post-4922-0-27585600-1331854100_thumb.jp

post-4922-0-90208900-1331854181_thumb.jp

post-4922-0-73873700-1331854210_thumb.jp

post-4922-0-77410700-1331854225_thumb.jp

post-4922-0-96914200-1331854236_thumb.jp

post-4922-0-82835600-1331854456_thumb.jp

Share this post


Link to post
Share on other sites

Those strange curly things are believe it or not horse hoof walls. Think finger nails on a human. It's where the nails are driven thru to hold the shoe on. Most likely a horse died and as it decomposed the walls come off the bone. Just a conversation piece. As they dry out they curl up like that

Share this post


Link to post
Share on other sites

G-Day Caleb

they actuauly look like horses hoofs and it looks like peacock has just beaten me to saying that
yes they do exactly hat I have some in the shed with the horseshoe still underneath and it curled up at the heels just like the pic

B S Peter

Share this post


Link to post
Share on other sites

Say, thanks BSPeter and Peacock! In 100 years I don't think I would have guessed that one!

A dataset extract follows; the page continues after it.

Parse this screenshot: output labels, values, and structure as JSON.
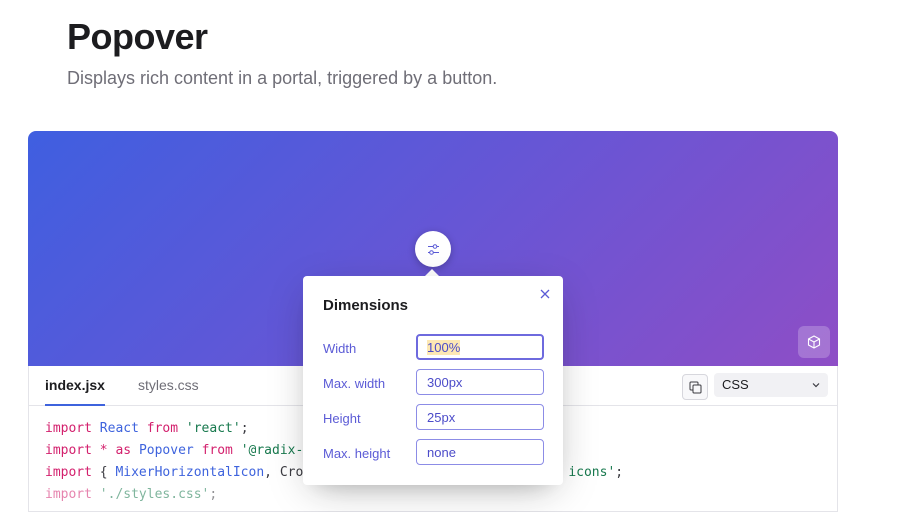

I am curious about something. Do you fellas know if they used special racing shoes for horses back then? As I stated before, my Great-Grandpa trained pacers and trotters and I am wondering if his apparent horseshoeing expertise could have come from or been usefull in his race horse training buisness.

Caleb Ramsby

Share this post


Link to post
Share on other sites

Join the conversation

You can post now and register later. If you have an account, sign in now to post with your account.

Guest
Reply to this topic...

×   Pasted as rich text.   Paste as plain text instead

  Only 75 emoji are allowed.

×   Your link has been automatically embedded.   Display as a link instead

×   Your previous content has been restored.   Clear editor

×   You cannot paste images directly. Upload or insert images from URL.